Contributor Spotlight: Chroneco
Interview by Kara Holmes
July 10th, 2017
This year’s merchandise line-up features designs from seasoned community members alongside a few fresh ideas from contributors like Chroneco. Chroneco (or “Eric Christiandi” if you catch him on the streets) is known for his adorable chibi characters. He has created shirts for the Workshop, designed custom Twitch emotes, and now has a set of official Steam emotes. This is Chroneco’s first year creating merchandise outside of t-shirts. He went from not knowing how to design a 3D model to creating the entire collection of Dotakins figurines. It has been incredible to work with Chroneco on the Dotakins project and I can’t wait to see what he’s going to create next.
Hey Chroneco!

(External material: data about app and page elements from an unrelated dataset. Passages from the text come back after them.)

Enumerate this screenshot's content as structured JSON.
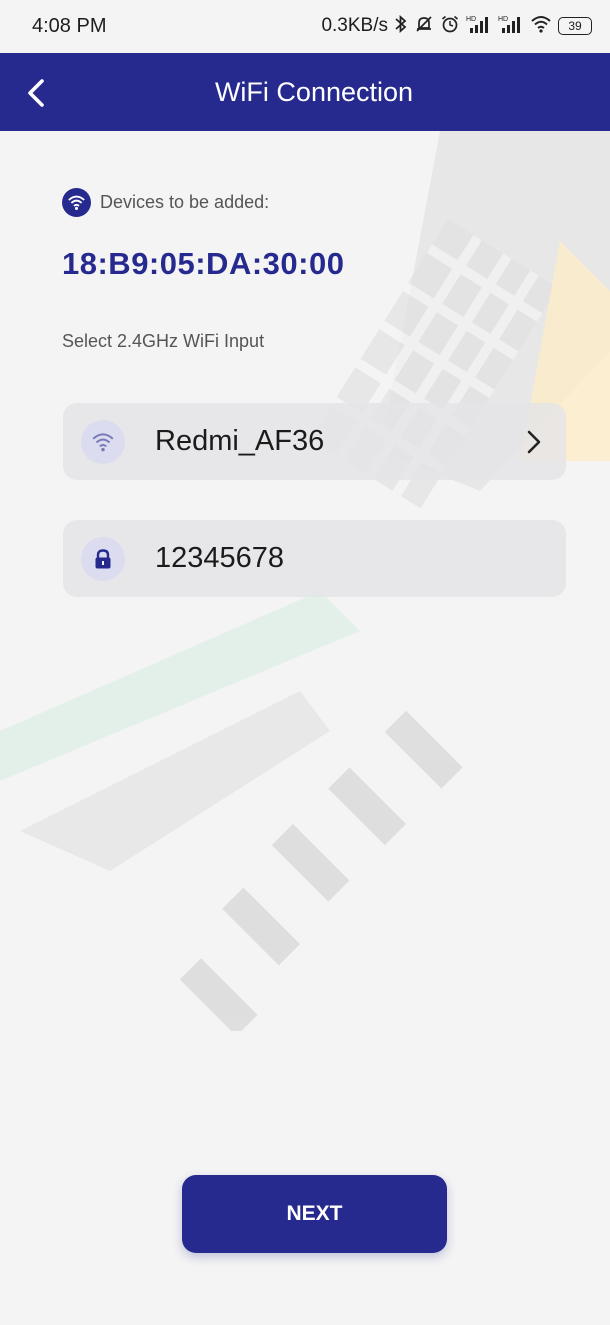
{
  "status_bar": {
    "time": "4:08 PM",
    "network_speed": "0.3KB/s",
    "icons": [
      "bluetooth-icon",
      "mute-icon",
      "alarm-icon",
      "hd-signal-icon",
      "hd-signal-icon",
      "wifi-icon"
    ],
    "battery": "39"
  },
  "header": {
    "title": "WiFi Connection",
    "back_icon": "chevron-left-icon"
  },
  "device": {
    "label": "Devices to be added:",
    "icon": "wifi-icon",
    "mac": "18:B9:05:DA:30:00"
  },
  "wifi_section": {
    "label": "Select 2.4GHz WiFi Input",
    "ssid": "Redmi_AF36",
    "ssid_icon": "wifi-icon",
    "password": "12345678",
    "password_icon": "lock-icon"
  },
  "actions": {
    "next_label": "NEXT"
  },
  "colors": {
    "primary": "#262a8f",
    "background": "#f4f4f4",
    "field_background": "#e4e4e6"
  }
}
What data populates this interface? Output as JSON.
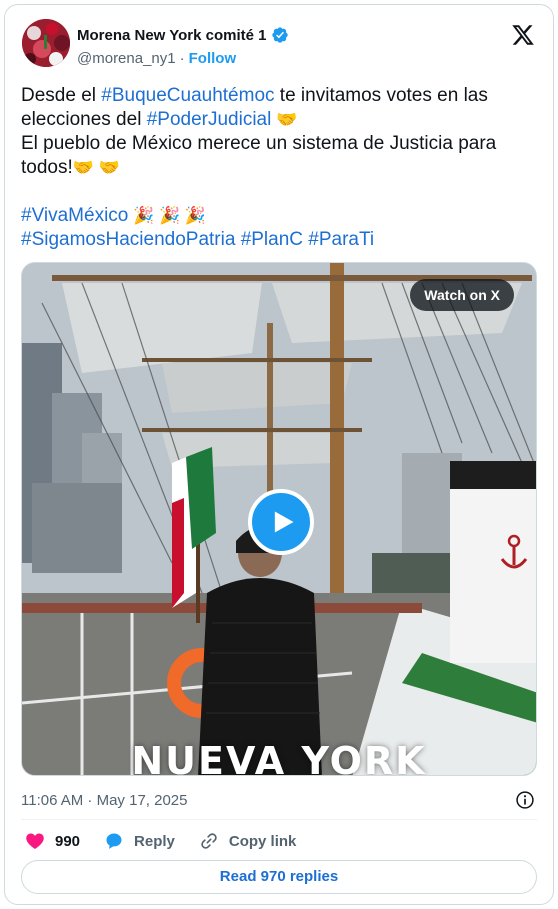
{
  "author": {
    "name": "Morena New York comité 1",
    "handle": "@morena_ny1",
    "separator": "·",
    "follow_label": "Follow"
  },
  "tweet": {
    "line1_prefix": "Desde el ",
    "tag1": "#BuqueCuauhtémoc",
    "line1_mid": " te invitamos votes en las elecciones del ",
    "tag2": "#PoderJudicial",
    "line1_emoji": " 🤝",
    "line2": "El pueblo de México merece un sistema de Justicia para todos!",
    "line2_emoji": "🤝 🤝",
    "tag3": "#VivaMéxico",
    "tag3_emoji": " 🎉 🎉 🎉",
    "tag4": "#SigamosHaciendoPatria",
    "tag5": "#PlanC",
    "tag6": "#ParaTi"
  },
  "media": {
    "watch_label": "Watch on X",
    "overlay_caption": "NUEVA YORK"
  },
  "meta": {
    "timestamp": "11:06 AM · May 17, 2025"
  },
  "actions": {
    "like_count": "990",
    "reply_label": "Reply",
    "copy_label": "Copy link"
  },
  "footer": {
    "read_replies_label": "Read 970 replies"
  },
  "colors": {
    "link": "#1d6fd3",
    "accent": "#1d9bf0",
    "like": "#f91880",
    "muted": "#536471"
  },
  "icons": [
    "verified-badge-icon",
    "x-logo-icon",
    "play-icon",
    "info-icon",
    "heart-icon",
    "reply-bubble-icon",
    "link-icon"
  ]
}
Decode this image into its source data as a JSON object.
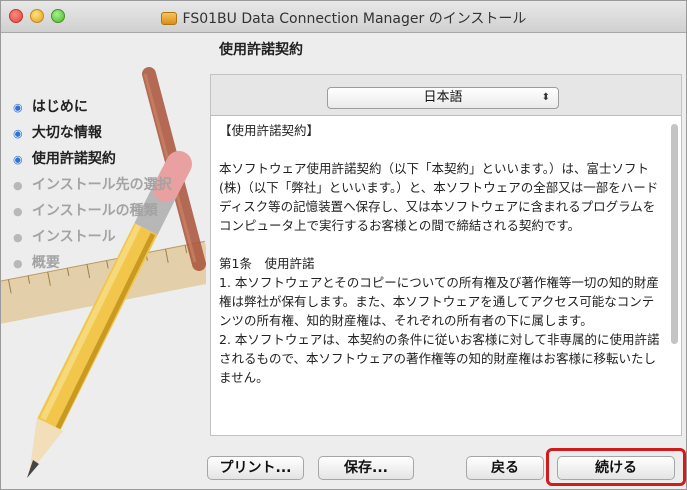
{
  "window": {
    "title": "FS01BU Data Connection Manager のインストール"
  },
  "sidebar": {
    "steps": [
      {
        "label": "はじめに",
        "state": "done"
      },
      {
        "label": "大切な情報",
        "state": "done"
      },
      {
        "label": "使用許諾契約",
        "state": "current"
      },
      {
        "label": "インストール先の選択",
        "state": "pending"
      },
      {
        "label": "インストールの種類",
        "state": "pending"
      },
      {
        "label": "インストール",
        "state": "pending"
      },
      {
        "label": "概要",
        "state": "pending"
      }
    ]
  },
  "content": {
    "section_title": "使用許諾契約",
    "language_select": "日本語",
    "license_paragraphs": [
      "【使用許諾契約】",
      "",
      "本ソフトウェア使用許諾契約（以下「本契約」といいます。）は、富士ソフト(株)（以下「弊社」といいます。）と、本ソフトウェアの全部又は一部をハードディスク等の記憶装置へ保存し、又は本ソフトウェアに含まれるプログラムをコンピュータ上で実行するお客様との間で締結される契約です。",
      "",
      "第1条　使用許諾",
      "1. 本ソフトウェアとそのコピーについての所有権及び著作権等一切の知的財産権は弊社が保有します。また、本ソフトウェアを通してアクセス可能なコンテンツの所有権、知的財産権は、それぞれの所有者の下に属します。",
      "2. 本ソフトウェアは、本契約の条件に従いお客様に対して非専属的に使用許諾されるもので、本ソフトウェアの著作権等の知的財産権はお客様に移転いたしません。"
    ]
  },
  "buttons": {
    "print": "プリント...",
    "save": "保存...",
    "back": "戻る",
    "continue": "続ける"
  },
  "colors": {
    "current_step_dot": "#2f72d8",
    "highlight_border": "#d01c1c"
  },
  "icons": {
    "title_icon": "package-icon",
    "select_arrows": "up-down-arrows-icon"
  }
}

It’s really great to have you as our very first Workshop Contributor we’ve invited to the spotlight! We have worked together for a few years now but for those fans who do not know you, can you please introduce yourself?
Hello! My name is Eric Christiandi, I live in Bandung, Indonesia. I studied computer science then worked as game programmer with drawing as a hobby. Currently I am working as freelancer artist focusing on chibi characters. I love watching anime and playing Dota 2.
How long have you been contributing to the Dota 2 workshop? What was the inspiration behind your original concept pitch for Dotakins?
It has been 2 years since I found Welovefine was having a contest for Dota 2 New Bloom Festival in 2015. Cassie sent me an email about vinyl figure concept for new merchandise. The first thing that popped up in my mind when the project started was gashapon (capsule toys) and the heroes doing their things. Gashapon is like a vending machine but the item you get is random, it is similar with how you get items from the treasures in Dota 2.
When the theme for the figurines was decided to be “sleeping”, I imagine them sleeping calmly, hugging their favorite items while Naga sings them lullaby. Naga was first designed sitting on top of treasure chest. This later changed to music notes.
Up until this project you primarily did 2D, how was the transition between working in 2D to 3D?
It was really challenging especially on visualizing how they will look [in] 6 different angles. [The 6 angles are] used as reference for the modelers to sculpt in 3D software.
What was it like to visualize 2D drawings into 3D models?
It was pretty difficult and it took so long to make so I sculpted some clay to use as cheat sheet.
Tell me about the process of sculpting the figurines by hand. Were there any surprises about their shape, size, or features while you got to know the characters intimately?
I sculpted them to make the general shape of the figurines, just enough to see how they would look from each sides. I couldn’t make them detailed since I haven’t played clay for years hahaha. It [was] hard to decide on how they look, like when [they’re] sleeping with [their different] body shapes.
Could you tell me what your day-to-day was like while you worked with us to create Dotakins?
I was excited and nervous at the same time since this was the first time [I’ve ever done] something like this and I want to give it [my] best. Since our time difference is about 12 hours, sometimes I had to stay up late and wake up earlier so we [could] discuss things like revisions.
What was the hardest part of this project?
I think the hardest part is drawing the model in 6 angles because they have to be made in orthographic view (no perspective). In drawings with perspective, the objects have depth so if the object is closer to the eye it will look bigger than the object that is farther. In this case, the size of each part like head or hand need to look the same even if it is actually farther or closer if viewed from different angles.
You also worked on some Dotakin Emoticons, what was it like to create your first digital item?
It was really exciting! It is really fun making them with hilarious expression that sometimes I couldn’t help but [giggle] while drawing them. I [can’t] wait to see them in-game.
Find more adorable doodles by Chroneco here: